» **WHAT THE TASK REQUIRES**: Give back the full data, retyped precisely.

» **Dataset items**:
= = = =

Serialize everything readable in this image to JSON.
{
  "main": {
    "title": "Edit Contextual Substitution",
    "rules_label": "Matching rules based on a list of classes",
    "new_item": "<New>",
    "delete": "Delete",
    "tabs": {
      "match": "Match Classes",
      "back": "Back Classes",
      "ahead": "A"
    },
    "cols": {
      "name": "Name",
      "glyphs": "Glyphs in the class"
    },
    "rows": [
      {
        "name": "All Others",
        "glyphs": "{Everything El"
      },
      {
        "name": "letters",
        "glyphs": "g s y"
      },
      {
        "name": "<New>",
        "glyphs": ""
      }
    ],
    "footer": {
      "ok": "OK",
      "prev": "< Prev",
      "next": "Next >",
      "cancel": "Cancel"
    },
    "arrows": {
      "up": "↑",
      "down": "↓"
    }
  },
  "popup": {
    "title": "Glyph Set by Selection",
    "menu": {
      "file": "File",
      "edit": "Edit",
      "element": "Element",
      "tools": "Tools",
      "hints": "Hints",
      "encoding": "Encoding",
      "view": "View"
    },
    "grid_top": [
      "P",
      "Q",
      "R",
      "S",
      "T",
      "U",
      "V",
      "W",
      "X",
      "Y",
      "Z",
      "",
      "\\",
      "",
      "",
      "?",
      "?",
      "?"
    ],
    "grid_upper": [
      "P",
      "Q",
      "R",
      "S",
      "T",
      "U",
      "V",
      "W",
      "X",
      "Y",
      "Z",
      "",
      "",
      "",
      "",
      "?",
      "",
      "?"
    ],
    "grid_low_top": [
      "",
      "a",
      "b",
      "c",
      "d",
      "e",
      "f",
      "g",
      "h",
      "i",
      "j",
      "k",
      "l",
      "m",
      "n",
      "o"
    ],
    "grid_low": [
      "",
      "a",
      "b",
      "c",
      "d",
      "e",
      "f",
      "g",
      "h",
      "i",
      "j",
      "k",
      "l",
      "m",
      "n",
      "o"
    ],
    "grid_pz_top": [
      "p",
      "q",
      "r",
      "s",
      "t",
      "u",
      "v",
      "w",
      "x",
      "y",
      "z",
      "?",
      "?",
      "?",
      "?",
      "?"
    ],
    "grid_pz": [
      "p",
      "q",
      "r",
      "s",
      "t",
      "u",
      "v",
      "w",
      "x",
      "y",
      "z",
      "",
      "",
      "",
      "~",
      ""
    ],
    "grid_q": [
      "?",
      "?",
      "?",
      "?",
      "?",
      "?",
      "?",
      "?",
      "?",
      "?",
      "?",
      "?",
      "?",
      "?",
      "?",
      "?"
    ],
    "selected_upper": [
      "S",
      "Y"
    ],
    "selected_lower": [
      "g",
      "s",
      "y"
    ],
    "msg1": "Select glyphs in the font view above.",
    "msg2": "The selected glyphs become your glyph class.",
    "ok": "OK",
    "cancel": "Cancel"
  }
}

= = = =

» **YOUR RESPONSE**:
Serialize everything readable in this image to JSON.
{
  "main": {
    "title": "Edit Contextual Substitution",
    "rules_label": "Matching rules based on a list of classes",
    "new_item": "<New>",
    "delete": "Delete",
    "tabs": {
      "match": "Match Classes",
      "back": "Back Classes",
      "ahead": "A"
    },
    "cols": {
      "name": "Name",
      "glyphs": "Glyphs in the class"
    },
    "rows": [
      {
        "name": "All Others",
        "glyphs": "{Everything El"
      },
      {
        "name": "letters",
        "glyphs": "g s y"
      },
      {
        "name": "<New>",
        "glyphs": ""
      }
    ],
    "footer": {
      "ok": "OK",
      "prev": "< Prev",
      "next": "Next >",
      "cancel": "Cancel"
    },
    "arrows": {
      "up": "↑",
      "down": "↓"
    }
  },
  "popup": {
    "title": "Glyph Set by Selection",
    "menu": {
      "file": "File",
      "edit": "Edit",
      "element": "Element",
      "tools": "Tools",
      "hints": "Hints",
      "encoding": "Encoding",
      "view": "View"
    },
    "grid_top": [
      "P",
      "Q",
      "R",
      "S",
      "T",
      "U",
      "V",
      "W",
      "X",
      "Y",
      "Z",
      "",
      "\\",
      "",
      "",
      "?",
      "?",
      "?"
    ],
    "grid_upper": [
      "P",
      "Q",
      "R",
      "S",
      "T",
      "U",
      "V",
      "W",
      "X",
      "Y",
      "Z",
      "",
      "",
      "",
      "",
      "?",
      "",
      "?"
    ],
    "grid_low_top": [
      "",
      "a",
      "b",
      "c",
      "d",
      "e",
      "f",
      "g",
      "h",
      "i",
      "j",
      "k",
      "l",
      "m",
      "n",
      "o"
    ],
    "grid_low": [
      "",
      "a",
      "b",
      "c",
      "d",
      "e",
      "f",
      "g",
      "h",
      "i",
      "j",
      "k",
      "l",
      "m",
      "n",
      "o"
    ],
    "grid_pz_top": [
      "p",
      "q",
      "r",
      "s",
      "t",
      "u",
      "v",
      "w",
      "x",
      "y",
      "z",
      "?",
      "?",
      "?",
      "?",
      "?"
    ],
    "grid_pz": [
      "p",
      "q",
      "r",
      "s",
      "t",
      "u",
      "v",
      "w",
      "x",
      "y",
      "z",
      "",
      "",
      "",
      "~",
      ""
    ],
    "grid_q": [
      "?",
      "?",
      "?",
      "?",
      "?",
      "?",
      "?",
      "?",
      "?",
      "?",
      "?",
      "?",
      "?",
      "?",
      "?",
      "?"
    ],
    "selected_upper": [
      "S",
      "Y"
    ],
    "selected_lower": [
      "g",
      "s",
      "y"
    ],
    "msg1": "Select glyphs in the font view above.",
    "msg2": "The selected glyphs become your glyph class.",
    "ok": "OK",
    "cancel": "Cancel"
  }
}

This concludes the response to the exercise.